Your objective. Please state the number of lines in the listing that contain the word "content", and nothing else.
━━━ Supplied material
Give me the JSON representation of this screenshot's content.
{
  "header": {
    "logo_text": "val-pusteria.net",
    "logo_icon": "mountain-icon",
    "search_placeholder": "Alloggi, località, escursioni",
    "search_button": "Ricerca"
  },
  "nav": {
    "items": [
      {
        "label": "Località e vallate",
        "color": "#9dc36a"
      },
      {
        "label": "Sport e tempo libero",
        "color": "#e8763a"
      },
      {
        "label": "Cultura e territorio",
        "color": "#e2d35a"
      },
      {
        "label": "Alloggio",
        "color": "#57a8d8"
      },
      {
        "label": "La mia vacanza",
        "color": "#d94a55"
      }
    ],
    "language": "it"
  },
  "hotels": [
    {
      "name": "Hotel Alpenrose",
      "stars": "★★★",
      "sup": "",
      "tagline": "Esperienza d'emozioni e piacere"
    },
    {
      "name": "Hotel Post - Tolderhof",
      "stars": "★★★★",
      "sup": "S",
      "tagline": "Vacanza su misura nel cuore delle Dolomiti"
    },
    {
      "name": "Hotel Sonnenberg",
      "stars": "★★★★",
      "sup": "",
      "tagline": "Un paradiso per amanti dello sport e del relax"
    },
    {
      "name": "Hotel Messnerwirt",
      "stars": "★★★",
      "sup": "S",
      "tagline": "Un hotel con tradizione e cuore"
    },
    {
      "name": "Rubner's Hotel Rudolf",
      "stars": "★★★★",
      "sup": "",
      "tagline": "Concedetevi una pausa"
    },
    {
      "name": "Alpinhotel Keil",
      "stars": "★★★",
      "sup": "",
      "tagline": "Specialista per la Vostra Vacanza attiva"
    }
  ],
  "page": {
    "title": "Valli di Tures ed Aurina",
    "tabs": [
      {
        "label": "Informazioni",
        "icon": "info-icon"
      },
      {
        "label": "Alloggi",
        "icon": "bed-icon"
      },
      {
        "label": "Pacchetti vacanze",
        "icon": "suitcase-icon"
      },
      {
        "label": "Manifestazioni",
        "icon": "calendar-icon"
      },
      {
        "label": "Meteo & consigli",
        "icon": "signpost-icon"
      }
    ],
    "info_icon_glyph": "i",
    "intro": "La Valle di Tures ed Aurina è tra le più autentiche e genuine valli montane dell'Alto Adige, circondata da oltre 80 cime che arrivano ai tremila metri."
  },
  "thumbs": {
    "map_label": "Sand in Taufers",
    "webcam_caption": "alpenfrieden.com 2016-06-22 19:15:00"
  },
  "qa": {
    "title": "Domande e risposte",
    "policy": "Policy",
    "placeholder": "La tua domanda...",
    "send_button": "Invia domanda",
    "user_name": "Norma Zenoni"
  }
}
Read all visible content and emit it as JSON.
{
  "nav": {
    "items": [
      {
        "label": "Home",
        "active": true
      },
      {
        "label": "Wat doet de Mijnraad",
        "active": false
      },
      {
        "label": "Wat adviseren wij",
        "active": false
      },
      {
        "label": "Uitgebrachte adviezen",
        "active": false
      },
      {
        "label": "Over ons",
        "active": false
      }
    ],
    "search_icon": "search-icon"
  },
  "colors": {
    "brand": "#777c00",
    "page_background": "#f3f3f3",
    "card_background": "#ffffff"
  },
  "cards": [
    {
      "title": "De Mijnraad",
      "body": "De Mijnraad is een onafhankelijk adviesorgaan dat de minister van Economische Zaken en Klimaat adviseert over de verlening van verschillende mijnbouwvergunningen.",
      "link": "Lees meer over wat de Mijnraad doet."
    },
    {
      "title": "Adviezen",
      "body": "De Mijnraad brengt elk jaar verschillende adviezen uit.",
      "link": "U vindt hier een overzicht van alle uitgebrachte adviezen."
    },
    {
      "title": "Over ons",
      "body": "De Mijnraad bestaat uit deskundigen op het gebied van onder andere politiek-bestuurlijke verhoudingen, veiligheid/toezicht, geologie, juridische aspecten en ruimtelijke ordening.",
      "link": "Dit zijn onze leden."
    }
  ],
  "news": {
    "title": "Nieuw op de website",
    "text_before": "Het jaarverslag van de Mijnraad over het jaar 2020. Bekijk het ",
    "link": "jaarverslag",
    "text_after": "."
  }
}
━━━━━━
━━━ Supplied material
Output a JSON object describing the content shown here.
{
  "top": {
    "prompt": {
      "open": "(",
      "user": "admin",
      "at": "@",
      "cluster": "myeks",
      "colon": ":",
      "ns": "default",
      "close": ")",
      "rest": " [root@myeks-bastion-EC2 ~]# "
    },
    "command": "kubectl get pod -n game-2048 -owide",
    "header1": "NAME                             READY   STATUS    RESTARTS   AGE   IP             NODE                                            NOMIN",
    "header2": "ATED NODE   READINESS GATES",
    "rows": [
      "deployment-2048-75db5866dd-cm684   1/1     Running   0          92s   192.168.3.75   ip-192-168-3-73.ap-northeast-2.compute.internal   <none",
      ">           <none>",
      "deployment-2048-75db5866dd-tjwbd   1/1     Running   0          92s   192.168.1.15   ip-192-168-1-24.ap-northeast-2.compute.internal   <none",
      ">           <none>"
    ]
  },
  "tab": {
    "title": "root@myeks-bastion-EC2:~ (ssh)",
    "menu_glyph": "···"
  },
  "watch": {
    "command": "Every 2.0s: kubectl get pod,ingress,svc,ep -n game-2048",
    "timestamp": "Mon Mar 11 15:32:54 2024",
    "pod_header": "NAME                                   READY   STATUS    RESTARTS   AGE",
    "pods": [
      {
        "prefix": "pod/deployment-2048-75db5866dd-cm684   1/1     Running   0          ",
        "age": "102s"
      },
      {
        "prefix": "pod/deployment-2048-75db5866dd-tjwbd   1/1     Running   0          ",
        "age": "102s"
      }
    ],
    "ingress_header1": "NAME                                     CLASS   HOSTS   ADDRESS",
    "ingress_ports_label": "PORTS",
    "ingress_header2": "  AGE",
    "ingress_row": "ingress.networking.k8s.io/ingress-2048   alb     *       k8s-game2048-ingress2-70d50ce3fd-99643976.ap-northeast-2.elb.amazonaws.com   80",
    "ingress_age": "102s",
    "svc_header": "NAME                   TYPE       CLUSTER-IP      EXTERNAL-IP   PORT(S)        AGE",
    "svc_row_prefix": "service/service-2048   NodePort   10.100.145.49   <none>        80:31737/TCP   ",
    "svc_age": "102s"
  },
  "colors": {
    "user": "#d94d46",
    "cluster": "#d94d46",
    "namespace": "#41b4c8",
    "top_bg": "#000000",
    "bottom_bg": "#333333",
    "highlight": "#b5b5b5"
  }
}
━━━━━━
Written solution. 3